    Funny cartoon. Poor old Thomas.

    Of course that story about him seems more like a ploy to convince the skeptical than a historical account, especially with the ‘blessed are those who believe without seeing’ at the end.

  • arcseconds

    What’s your favourite ancient nickname, James?

    I’m thinking mine’s probably ‘Plato’. It’s rather boring as a nickname, but it is notable that Plato is known now and forever by his ring-name!

    (Of course, I would say that, being as I’m such a Plato fan-boy)

    While it doesn’t really count as an ancient nickname, I’d also like to register my great love of ‘Pseudo-Dionysius the Areopagite’.

    If it wasn’t so damn long (part of its charm!) I’d have tried to use it as my disqus handle.

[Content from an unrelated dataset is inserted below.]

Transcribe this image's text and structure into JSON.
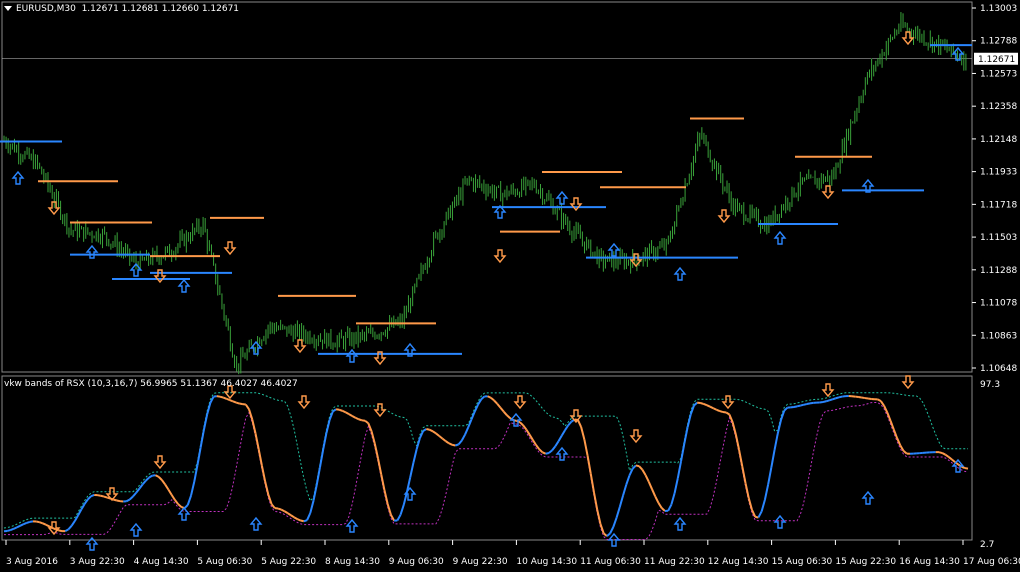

    But I’m not typing all of that in when I want to log in!

    • http://www.patheos.com/blogs/religionprof/ James F. McGrath

      “The Great” is obviously one to strive for. But barring that, there are others. Anyone with “of Alexandria” added to their name is to be taken more seriously. I love that Jesus apparently gave Simon the nickname “Rocky” (if you translate it).

      “Chysostom” and the Stylite” are also good ones, but I can’t see myself pursuing the latter…